Just now a heron (a crane? a stork?) flew right over me as I stood by my window watching the dusk gather itself into evening, and I am at a loss for words to describe how it made me feel.
As its form rose over the trees and turned to climb above the fields, I thought at first it was a hawk, but it did not fly like a hawk. Then I thought it might be a goose, but it did not cry like a goose. Then, just as the bird was overhead, its brown body dusted in blush light from the remains of the sunset, I saw its long legs, the poised neck, graceful beak, and it let out a single honk of mysterious meaning before disappearing over the roof.
Stunned, feeling as if I had wakened from a prophetic dream, I stood frozen, my mouth open, heart beating quickly yet calmly beneath my chest, and wondered if I had just caught a wild glimpse of the divine, hidden in this perfect moment that I’d put my book down just in time to witness. Oh, how little I deserve to be privy to such beauty, to see God’s hand move in the wings of a bird. And yet God is faithful to bless his children in ways they could never devise on their own, not even in sleep, and not with their eyes.
And now it is blue hour, the sky a soft robin’s egg bearing soft pink feathers, wisps of clouds that whisper of a new heaven and new earth, caught somehow in the expanse above this old beat-up land.
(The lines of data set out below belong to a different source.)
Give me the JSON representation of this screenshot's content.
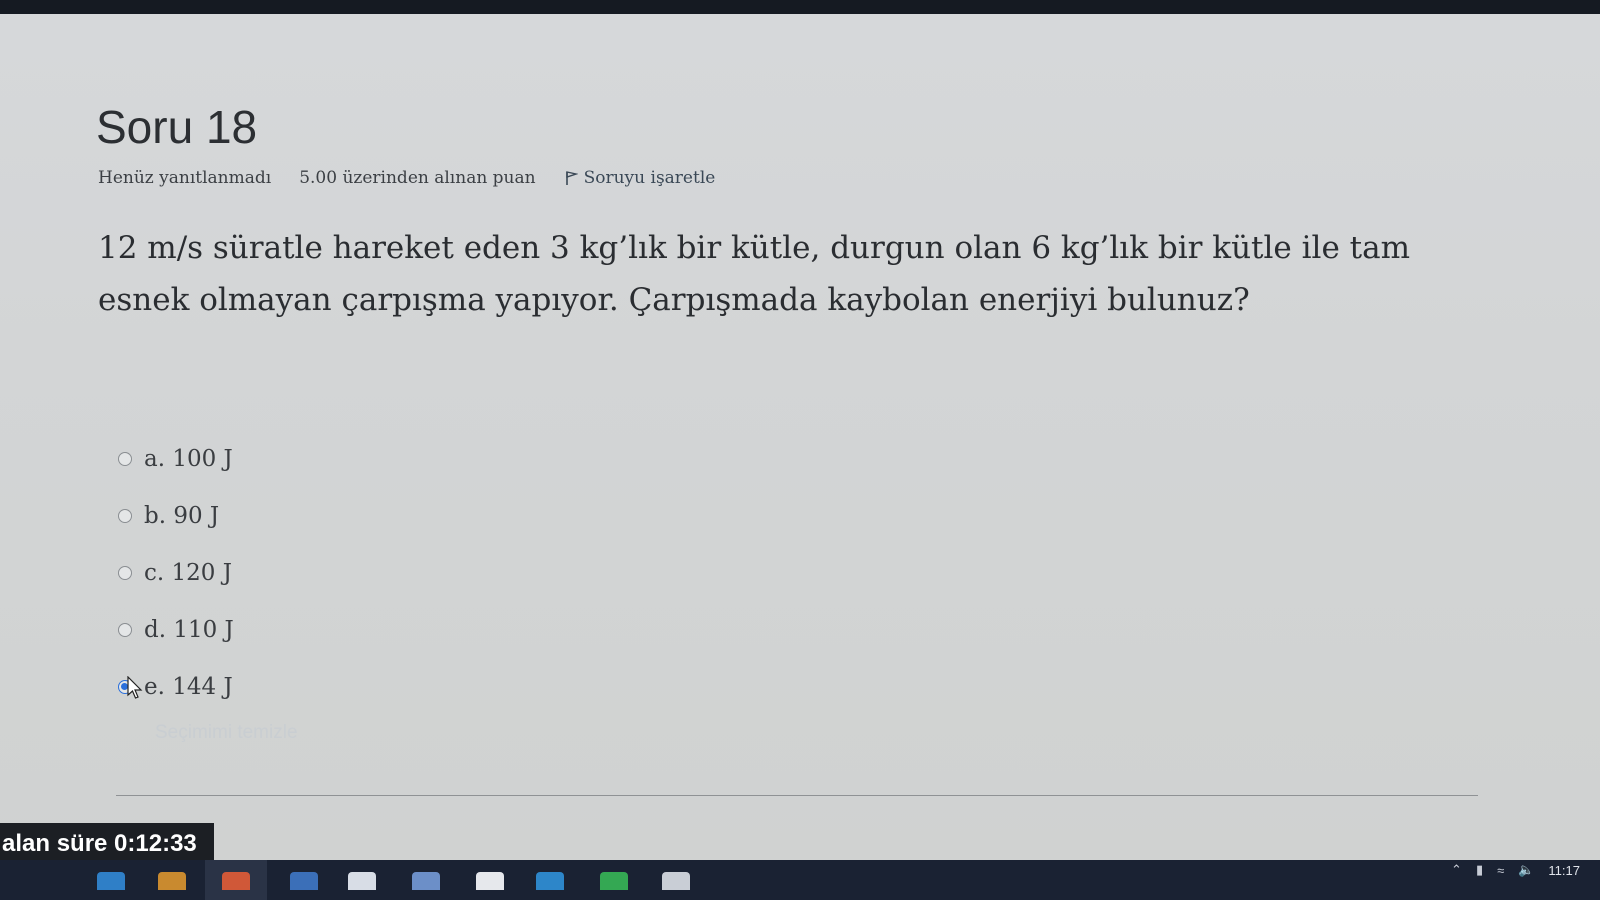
{
  "question": {
    "title": "Soru 18",
    "status": "Henüz yanıtlanmadı",
    "points": "5.00 üzerinden alınan puan",
    "flag_label": "Soruyu işaretle",
    "text": "12 m/s süratle hareket eden 3 kg’lık bir kütle, durgun olan 6 kg’lık bir kütle ile tam esnek olmayan çarpışma yapıyor. Çarpışmada kaybolan enerjiyi bulunuz?"
  },
  "answers": [
    {
      "label": "a. 100 J",
      "selected": false
    },
    {
      "label": "b. 90 J",
      "selected": false
    },
    {
      "label": "c. 120 J",
      "selected": false
    },
    {
      "label": "d. 110 J",
      "selected": false
    },
    {
      "label": "e. 144 J",
      "selected": true
    }
  ],
  "clear_choice": "Seçimimi temizle",
  "timer": {
    "text": "alan süre 0:12:33"
  },
  "taskbar": {
    "clock_time": "11:17"
  },
  "colors": {
    "accent": "#2a6fdb",
    "taskbar": "#1a2233"
  }
}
They float, whole, a glimpse of hope in the midst of that which is broken. And above even these, a deer leaps, twisting its neck to reach the purple horizon as its body gives itself over to dance. It’s moving in the direction of the stream.
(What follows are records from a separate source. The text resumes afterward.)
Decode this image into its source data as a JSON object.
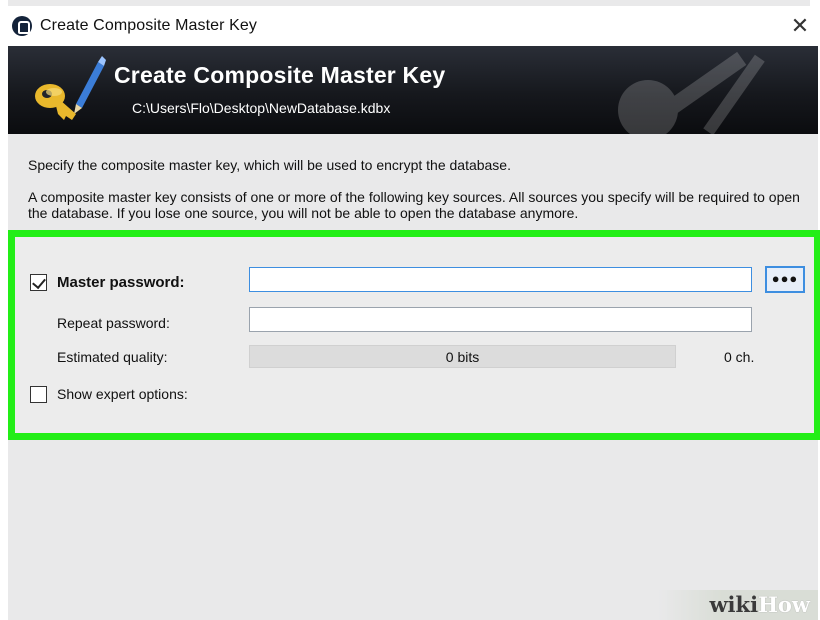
{
  "window": {
    "title": "Create Composite Master Key",
    "close_glyph": "✕"
  },
  "banner": {
    "title": "Create Composite Master Key",
    "path": "C:\\Users\\Flo\\Desktop\\NewDatabase.kdbx"
  },
  "description": {
    "line1": "Specify the composite master key, which will be used to encrypt the database.",
    "line2": "A composite master key consists of one or more of the following key sources. All sources you specify will be required to open the database. If you lose one source, you will not be able to open the database anymore."
  },
  "form": {
    "master_password": {
      "label": "Master password:",
      "checked": true,
      "value": ""
    },
    "show_password_button": "●●●",
    "repeat_password": {
      "label": "Repeat password:",
      "value": ""
    },
    "estimated_quality": {
      "label": "Estimated quality:",
      "bits_text": "0 bits",
      "fraction": 0,
      "chars_text": "0 ch."
    },
    "expert_options": {
      "label": "Show expert options:",
      "checked": false
    }
  },
  "watermark": {
    "part1": "wiki",
    "part2": "How"
  },
  "colors": {
    "highlight_border": "#23ee17",
    "banner_bg": "#16181d",
    "focus_blue": "#3d8ee0"
  }
}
As the deer panteth for the water, so my soul longeth for Thee. Oh, Lord, quickly come. Have mercy on little old me.
—May 26, 2020